Last, but certainly not least, reflective meditation allows us to internalize and personalize the teachings of the Bible. Joshua says in Joshua 1:8, “This Book of the Law shall not depart from your mouth, but you shall meditate in it day and night, that you may observe to do according to all that is written in it. For then you will make your way prosperous, and then you will have good success.”

Practicing meditating on God’s Word is more than just gaining intellectual understanding, it’s about developing a heart-level connection with our heavenly Father.

1. Prayer and Contemplation

Prayer is something more Christians need to grow in, because prayer and contemplation are not about seeking answers but about fostering a relationship, hearing God’s voice and allowing him to realign our hearts with his.

Prayer and contemplation invite us to listen, reflect and open ourselves to divine wisdom, transforming our reading into a dialogue with the Lord. How cool is that? Prayer is not just words we mumble but conversations we get to have with our Creator.

2. Journaling and Application

Journaling is something I still struggle to do, but I realize how important of a discipline it is. Journaling our reflections on biblical passages and actively seeking ways to apply these lessons in our daily lives makes the Bible a living guide. It also allows us to keep a written record of what we are hearing from the Lord as we read his Word.
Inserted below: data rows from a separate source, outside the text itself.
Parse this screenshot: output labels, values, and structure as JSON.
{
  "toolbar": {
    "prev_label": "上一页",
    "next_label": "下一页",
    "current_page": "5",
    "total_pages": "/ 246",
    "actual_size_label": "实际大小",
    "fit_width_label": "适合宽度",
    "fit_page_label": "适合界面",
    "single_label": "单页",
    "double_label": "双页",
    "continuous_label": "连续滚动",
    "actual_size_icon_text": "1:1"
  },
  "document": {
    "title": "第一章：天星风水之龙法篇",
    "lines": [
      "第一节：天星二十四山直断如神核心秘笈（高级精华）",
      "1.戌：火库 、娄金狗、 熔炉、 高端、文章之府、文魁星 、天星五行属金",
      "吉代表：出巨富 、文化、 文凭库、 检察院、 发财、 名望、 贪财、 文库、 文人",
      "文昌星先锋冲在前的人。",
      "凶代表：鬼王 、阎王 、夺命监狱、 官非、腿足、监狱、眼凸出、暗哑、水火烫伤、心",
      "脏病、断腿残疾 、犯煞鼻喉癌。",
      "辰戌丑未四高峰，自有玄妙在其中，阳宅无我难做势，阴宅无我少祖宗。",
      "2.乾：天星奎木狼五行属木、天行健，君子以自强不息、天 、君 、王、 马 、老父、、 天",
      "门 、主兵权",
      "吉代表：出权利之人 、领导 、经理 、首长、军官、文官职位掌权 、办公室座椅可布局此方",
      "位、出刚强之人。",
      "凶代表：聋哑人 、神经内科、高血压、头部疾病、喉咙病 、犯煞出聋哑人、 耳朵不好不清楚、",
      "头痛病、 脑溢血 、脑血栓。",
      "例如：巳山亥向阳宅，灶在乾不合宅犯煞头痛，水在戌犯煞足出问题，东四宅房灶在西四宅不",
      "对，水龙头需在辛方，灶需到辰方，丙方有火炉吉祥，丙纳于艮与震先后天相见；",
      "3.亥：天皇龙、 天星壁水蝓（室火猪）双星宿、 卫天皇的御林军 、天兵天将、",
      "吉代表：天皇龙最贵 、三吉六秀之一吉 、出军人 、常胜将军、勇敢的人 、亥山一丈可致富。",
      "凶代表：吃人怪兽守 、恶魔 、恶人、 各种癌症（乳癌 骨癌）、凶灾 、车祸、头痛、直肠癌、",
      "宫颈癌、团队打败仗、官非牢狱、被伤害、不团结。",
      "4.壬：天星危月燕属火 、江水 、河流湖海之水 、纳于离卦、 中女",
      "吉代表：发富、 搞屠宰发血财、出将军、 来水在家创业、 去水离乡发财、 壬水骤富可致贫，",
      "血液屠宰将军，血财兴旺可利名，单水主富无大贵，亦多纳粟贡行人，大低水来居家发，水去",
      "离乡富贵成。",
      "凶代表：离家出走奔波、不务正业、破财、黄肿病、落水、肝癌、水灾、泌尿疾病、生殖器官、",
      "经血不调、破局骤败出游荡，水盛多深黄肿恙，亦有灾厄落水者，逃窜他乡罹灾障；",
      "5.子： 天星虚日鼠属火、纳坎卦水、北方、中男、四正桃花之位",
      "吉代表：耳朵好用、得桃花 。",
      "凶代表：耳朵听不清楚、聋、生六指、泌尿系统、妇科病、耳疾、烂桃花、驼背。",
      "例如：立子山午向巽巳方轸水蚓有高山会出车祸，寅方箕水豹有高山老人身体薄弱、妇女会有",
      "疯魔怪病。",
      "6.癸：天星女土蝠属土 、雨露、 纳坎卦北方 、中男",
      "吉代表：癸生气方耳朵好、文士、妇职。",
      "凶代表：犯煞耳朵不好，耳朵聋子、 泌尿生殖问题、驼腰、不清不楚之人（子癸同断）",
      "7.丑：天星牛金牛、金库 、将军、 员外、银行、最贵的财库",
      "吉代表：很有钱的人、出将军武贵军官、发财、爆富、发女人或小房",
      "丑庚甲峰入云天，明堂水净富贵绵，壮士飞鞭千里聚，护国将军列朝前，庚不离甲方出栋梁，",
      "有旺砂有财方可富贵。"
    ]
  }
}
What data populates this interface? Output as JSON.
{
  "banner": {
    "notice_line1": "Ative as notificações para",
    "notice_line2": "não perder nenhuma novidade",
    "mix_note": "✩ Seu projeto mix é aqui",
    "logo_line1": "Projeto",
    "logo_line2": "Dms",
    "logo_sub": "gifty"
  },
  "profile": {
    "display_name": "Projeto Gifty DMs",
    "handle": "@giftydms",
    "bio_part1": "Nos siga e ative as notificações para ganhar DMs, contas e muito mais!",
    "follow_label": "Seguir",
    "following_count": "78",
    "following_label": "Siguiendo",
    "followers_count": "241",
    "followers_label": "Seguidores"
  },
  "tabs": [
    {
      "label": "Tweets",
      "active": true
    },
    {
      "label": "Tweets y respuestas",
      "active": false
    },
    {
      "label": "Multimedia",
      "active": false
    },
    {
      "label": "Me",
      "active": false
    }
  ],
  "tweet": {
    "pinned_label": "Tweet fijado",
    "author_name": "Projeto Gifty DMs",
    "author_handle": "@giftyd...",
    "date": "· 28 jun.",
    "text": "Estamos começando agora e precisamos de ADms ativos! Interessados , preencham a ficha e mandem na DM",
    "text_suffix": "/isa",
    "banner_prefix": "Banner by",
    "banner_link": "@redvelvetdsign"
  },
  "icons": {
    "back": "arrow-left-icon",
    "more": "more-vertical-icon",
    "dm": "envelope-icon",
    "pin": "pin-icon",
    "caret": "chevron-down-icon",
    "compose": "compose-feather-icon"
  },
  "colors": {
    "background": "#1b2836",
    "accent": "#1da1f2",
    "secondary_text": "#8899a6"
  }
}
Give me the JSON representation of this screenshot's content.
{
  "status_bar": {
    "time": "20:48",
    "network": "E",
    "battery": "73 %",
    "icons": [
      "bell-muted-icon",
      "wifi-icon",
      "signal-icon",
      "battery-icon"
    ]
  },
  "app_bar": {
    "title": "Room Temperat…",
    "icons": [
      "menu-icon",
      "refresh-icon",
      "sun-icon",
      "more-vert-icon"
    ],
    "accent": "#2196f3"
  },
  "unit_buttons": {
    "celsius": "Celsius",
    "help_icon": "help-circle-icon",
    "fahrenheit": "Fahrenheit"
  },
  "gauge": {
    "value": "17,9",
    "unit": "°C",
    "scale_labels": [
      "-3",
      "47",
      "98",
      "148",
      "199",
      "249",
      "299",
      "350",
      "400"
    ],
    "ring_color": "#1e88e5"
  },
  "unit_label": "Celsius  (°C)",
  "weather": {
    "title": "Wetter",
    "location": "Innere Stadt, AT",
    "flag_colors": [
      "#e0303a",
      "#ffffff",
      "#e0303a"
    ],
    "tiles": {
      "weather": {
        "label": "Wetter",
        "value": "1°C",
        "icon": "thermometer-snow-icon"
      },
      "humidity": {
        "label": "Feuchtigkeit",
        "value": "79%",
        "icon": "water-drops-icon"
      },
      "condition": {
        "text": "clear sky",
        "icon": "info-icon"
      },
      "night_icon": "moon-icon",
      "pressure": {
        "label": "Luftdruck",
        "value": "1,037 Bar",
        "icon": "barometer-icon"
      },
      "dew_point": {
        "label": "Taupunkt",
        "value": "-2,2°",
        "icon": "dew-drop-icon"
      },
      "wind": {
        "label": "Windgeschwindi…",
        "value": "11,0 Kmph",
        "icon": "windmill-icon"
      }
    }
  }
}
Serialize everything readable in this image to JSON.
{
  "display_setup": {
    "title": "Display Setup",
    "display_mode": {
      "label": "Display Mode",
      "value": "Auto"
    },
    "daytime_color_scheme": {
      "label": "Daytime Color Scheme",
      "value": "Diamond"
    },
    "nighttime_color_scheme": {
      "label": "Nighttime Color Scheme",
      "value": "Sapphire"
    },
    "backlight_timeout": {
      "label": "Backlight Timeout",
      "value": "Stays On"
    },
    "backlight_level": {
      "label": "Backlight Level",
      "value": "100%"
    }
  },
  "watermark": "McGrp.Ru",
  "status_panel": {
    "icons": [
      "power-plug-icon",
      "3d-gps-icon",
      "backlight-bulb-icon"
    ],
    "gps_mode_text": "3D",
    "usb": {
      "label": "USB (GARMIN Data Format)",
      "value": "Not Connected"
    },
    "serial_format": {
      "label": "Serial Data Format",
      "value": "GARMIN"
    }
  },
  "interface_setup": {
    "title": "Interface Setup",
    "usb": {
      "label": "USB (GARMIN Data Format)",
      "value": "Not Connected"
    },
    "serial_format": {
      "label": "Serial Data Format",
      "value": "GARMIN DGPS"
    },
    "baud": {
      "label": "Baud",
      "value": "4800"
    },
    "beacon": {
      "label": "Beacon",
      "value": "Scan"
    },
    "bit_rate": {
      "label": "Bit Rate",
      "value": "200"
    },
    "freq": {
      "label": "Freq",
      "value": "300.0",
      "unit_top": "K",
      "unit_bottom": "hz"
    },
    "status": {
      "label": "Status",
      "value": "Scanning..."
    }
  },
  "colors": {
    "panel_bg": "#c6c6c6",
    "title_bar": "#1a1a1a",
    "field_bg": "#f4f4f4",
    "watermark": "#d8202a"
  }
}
In our desire for ways to understand the Bible, we embark on an amazing journey that transcends time, culture and geography. This journey is not just about acquiring head knowledge so we can look smarter and impress our friends and family; it’s about fostering a deeper, more personal connection with the Lord.

Through exploring biblical context, studying narratives, utilizing resources, and engaging in reflective practices, we open our hearts to the transformative power of the Scriptures. Hebrews 4:12 says, “For the word of God is living and powerful, and sharper than any two-edged sword, piercing even to the division of soul and spirit, and of joints and marrow, and is a discerner of the thoughts and intents of the heart.” The Scriptures are powerful because they are alive and active. They are unlike any other book in history.

As we tread this path let’s do so with openness and curiosity, allowing the Bible to speak to us, guide us and inspire us in our daily lives. Then, and only then, can we begin to understand the Bible and begin to teach others to do the same.

Read more from Aaron Joseph Hall »

This article originally appeared on Thinke.org and is reposted here by permission.

Aaron Joseph Hall
Aaron Joseph Hall

Aaron Joseph Hall is the founder of Jesus Loving Forum, an online discussion forum for Christians everywhere to share, connect and grow in their faith online.